Sink or Toilet Clogged and Plunger Not Working?
Have you run into a clog, but are unsure of whether you should fix it yourself or call a plumber? Some clogs can be fixed with easy do-it-yourself style methods, while others will require some tools, and still others will require a professional touch. Today we will touch on a few of the more common types of bathroom clogs and how they are rectified. We will introduce some unclogging methods that can be done by a layman with no knowledge of plumbing, and let you know when a clog might be out of your hands.
There are a couple of variables at play when determining whether you can unclog a toilet yourself or not. The first is the location of the clog. If it is too far down the drain pipe, the only choices may be to use an augur (which most homeowners don’t have – you can rent one or buy one at a hardware store) or to call a plumber and get them to hydro jet your system. The second variable is the composition of the actual clog. If it’s too densely packed, or a single large piece (for instance you somehow got an entire turkey stuck in your kitchen sink drain) then no amount of DIY unclogging is going to work and it’s recommended to hire someone to unclog your toilet.
Clearing Sink Clogs
If the clog is in a sink, there are three general locations that it can be in: above the trap, in the trap, or past the trap. If you do not know what a trap is, it’s the curved arm of the drain pipe that comes directly out of an appliance. This “traps” some water in it to keep gases, rodents, and other Bad Things from coming back up out of your drains.
A sink clog above or within the trap is usually a DIY unclogging scenario. For an above-the-trap situation, you should start by removing the drain stopper. Once this is removed, you can usually access the clog directly, by using something like a Zip-It, or even a bent coat hangar. The general idea is the catch the clog from the bottom and pull it up out of the drain.
If the clog is within the trap, you will probably need to open up the trap. They are usually held together with a nut that can be turned with channel-lock pliers.

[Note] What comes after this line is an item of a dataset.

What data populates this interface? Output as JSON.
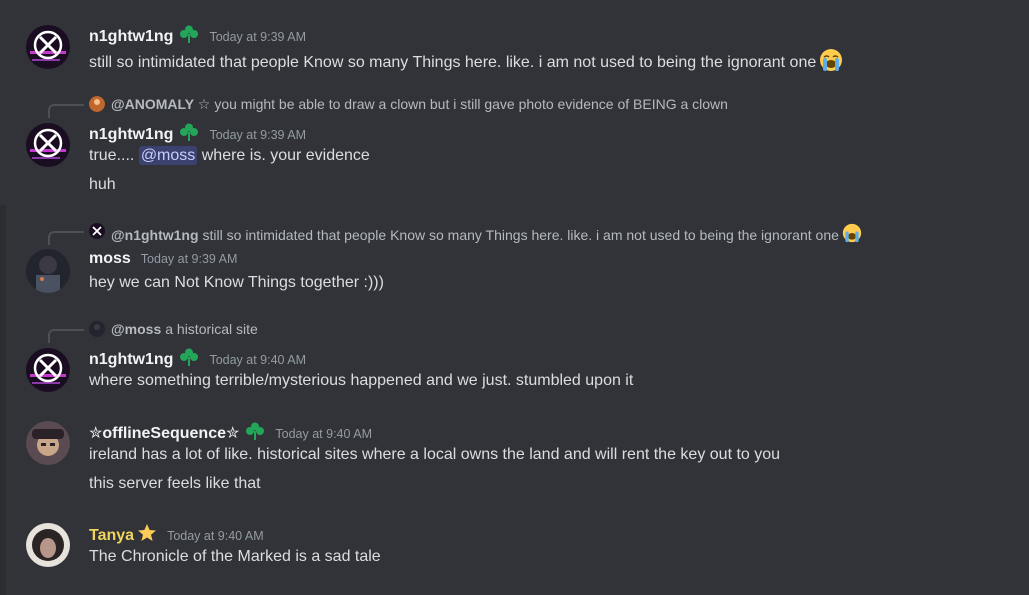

Open it up, remove the clog, and while you are down there maybe hit the whole area with a wire brush to clean it out.
For a clog that is past the trap, if it’s too far to reach, you will need to call a plumber or rent an augur to snake out the drain. There are many types of augurs available, from simple hand-worked augurs to mechanically operated units. Choose the one that fits your budget (most places will let you rent the tools) and bring it to your clogged drain. You can either go in from the drain hole, the trap, or maybe even the clean-out on your main drain if the clog has formed that far down.
Toilet Clogs and Other Methods
Toilet clogs are much the same, except that they are usually messy situations that most people will call a plumber for anyway. Snakes are usually used in this situation, and going in through the toilet drain can even give you access to snake out the entire main drain of the house, if the augur is long and strong enough. If you buy an augur, keep in mind that it’s a good idea to use separate augurs for toilets and sinks. This probably doesn’t need much more explanation.
There are some other methods you may try. One that works in clogs that aren’t too far in is to pour a mixture of one part vinegar, one part baking soda into the drain and let the fizzing action clear it out for you. This one simple method may actually save you some money some day, if you employ it in the right situations. Remember that the mixture is going to expand and fizz violently, so don’t pour too much down the drain.
That’s about all we have time for this week, but check back next week for more great plumbing advice. As always, if you found this post useful, share it with your friends on social media.